Being gay: Upbringing or born that way?
As rapid and wide-spread advances are being made in gay rights, including same-sex marriage, Americans remain divided over whether homosexuality is present before birth or acquired.
John Hart/Wisconsin State Journal/AP
The gay rights movement has advanced with head-spinning speed in recent years.
“Hate crimes” now include attacks on individuals because of their sexual orientation. Government and employment benefits now are extended to same-sex couples. The US military has scrapped its “don’t ask, don’t tell” ban on openly-gay service members.
A string of federal judges – most recently in Wisconsin this week – have ruled state bans on same-sex marriage unconstitutional. Nineteen states and the District of Columbia now have what advocates call “freedom to marry.” Gay judges, lawmakers, and other public figures are serving openly.
“US public opinion about gays has changed drastically in recent decades on the issues of marriage equality and LGBT acceptance as a whole, possibly related to the fact that three in four Americans say they have a friend, relative, or coworker who has told them that he or she is gay,” Gallup reported recently.
Public support for same-sex marriage has reached an all-time high of 55 percent – more significantly, nearly 80 percent among young adults.
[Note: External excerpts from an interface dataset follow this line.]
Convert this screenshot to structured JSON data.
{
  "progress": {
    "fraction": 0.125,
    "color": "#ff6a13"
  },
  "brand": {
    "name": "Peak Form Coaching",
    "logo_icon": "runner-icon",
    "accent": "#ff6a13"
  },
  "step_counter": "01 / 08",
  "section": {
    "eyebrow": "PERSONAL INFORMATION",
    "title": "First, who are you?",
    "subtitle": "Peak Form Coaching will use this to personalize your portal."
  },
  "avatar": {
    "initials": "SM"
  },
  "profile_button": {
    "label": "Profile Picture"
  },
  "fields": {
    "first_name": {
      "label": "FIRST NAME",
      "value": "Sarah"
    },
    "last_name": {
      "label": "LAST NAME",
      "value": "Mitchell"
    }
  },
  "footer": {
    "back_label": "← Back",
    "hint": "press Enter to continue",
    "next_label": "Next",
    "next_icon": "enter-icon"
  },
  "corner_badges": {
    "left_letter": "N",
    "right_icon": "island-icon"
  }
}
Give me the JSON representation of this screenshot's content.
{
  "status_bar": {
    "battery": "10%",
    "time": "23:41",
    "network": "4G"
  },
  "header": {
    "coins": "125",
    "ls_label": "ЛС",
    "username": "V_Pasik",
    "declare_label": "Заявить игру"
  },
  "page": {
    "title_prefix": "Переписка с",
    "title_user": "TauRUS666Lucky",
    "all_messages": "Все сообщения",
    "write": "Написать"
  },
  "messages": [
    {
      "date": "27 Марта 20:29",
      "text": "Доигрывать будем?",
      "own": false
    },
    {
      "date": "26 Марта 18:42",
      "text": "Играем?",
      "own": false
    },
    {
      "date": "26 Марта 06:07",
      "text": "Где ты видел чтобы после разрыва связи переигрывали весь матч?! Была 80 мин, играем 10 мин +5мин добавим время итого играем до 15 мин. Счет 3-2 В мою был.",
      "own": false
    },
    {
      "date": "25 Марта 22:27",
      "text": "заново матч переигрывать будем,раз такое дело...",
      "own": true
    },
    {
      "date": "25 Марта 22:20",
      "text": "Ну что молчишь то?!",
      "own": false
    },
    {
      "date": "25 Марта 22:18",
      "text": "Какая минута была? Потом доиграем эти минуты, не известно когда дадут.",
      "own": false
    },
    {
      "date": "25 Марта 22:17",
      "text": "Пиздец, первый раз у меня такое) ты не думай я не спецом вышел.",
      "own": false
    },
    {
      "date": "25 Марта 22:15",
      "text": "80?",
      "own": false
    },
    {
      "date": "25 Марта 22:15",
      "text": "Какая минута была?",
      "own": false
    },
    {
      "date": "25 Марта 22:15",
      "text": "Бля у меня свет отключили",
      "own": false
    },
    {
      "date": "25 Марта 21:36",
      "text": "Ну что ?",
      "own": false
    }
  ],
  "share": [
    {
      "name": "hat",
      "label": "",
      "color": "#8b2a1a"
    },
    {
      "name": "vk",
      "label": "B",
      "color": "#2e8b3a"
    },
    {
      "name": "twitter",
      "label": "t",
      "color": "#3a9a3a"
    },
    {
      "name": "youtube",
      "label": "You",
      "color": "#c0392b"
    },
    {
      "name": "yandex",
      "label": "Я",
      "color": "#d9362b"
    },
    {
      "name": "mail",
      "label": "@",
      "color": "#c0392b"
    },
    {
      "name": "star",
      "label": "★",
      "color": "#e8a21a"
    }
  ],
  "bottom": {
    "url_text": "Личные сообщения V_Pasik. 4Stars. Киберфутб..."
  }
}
Approval of gay or lesbian relations jumped 19 percent between 2001 and 2013 (from 40 percent to 59 percent, again according to Gallup).
Still, Americans are about evenly divided on whether homosexuality is something a portion of the population is born with or, instead, it is a characteristic resulting from upbringing and environment – present before birth or acquired.
Back in 1978, a majority of Americans (56 percent) believed it to be upbringing and environment; just 13 percent thought gay men and lesbians were “born that way.”
Since then, belief here moved steadily toward “born that way,” now accepted by a plurality of the public (42-37 percent). The American Psychiatric Association removed homosexuality from its manual of mental disorders in 1973, no doubt accelerating the trend.
Still, that 42 percent is less than the 47 percent Gallup tallied in 2012, so public opinion seems to have leveled out.
“Though being gay as the result of genetics or other factors before birth has become a considerably more mainstream belief and is now mentioned by a plurality of Americans, it is still one held by slightly less than half of the U.S. population,” reports Gallup. “This disagreement seems likely to continue as long as the scientific community remains agnostic about the question.”
Meanwhile, the political and legal debate over sexual orientation and gay rights continues.
In Fort Worth this weekend, the Texas Republican Party was to consider a proposed plank to its platform that would "recognize the legitimacy and efficacy of counseling, which offers reparative therapy and treatment for those patients seeking healing and wholeness from their homosexual lifestyle." In other words, supporting the controversial notion that homosexuality is an abnormal condition that can be “cured,” something the American Psychiatric Association rejected more than 40 years ago.
At this point, there are 71 lawsuits in 31 states regarding the “freedom to marry.” Six such cases involving same-sex marriage have reached the federal appellate level, and it may only be a matter of time before the US Supreme Court addresses the issue again. (The high court already has invalidated the federal Defense of Marriage Act.)
In North Dakota, the last remaining state without a court challenge, seven couples have filed a federal lawsuit challenging the ban on same-sex marriage, reports the AP. It challenges both North Dakota's constitutional ban on gay marriage and its refusal to recognize marriages of same-sex couples who legally wed in other states.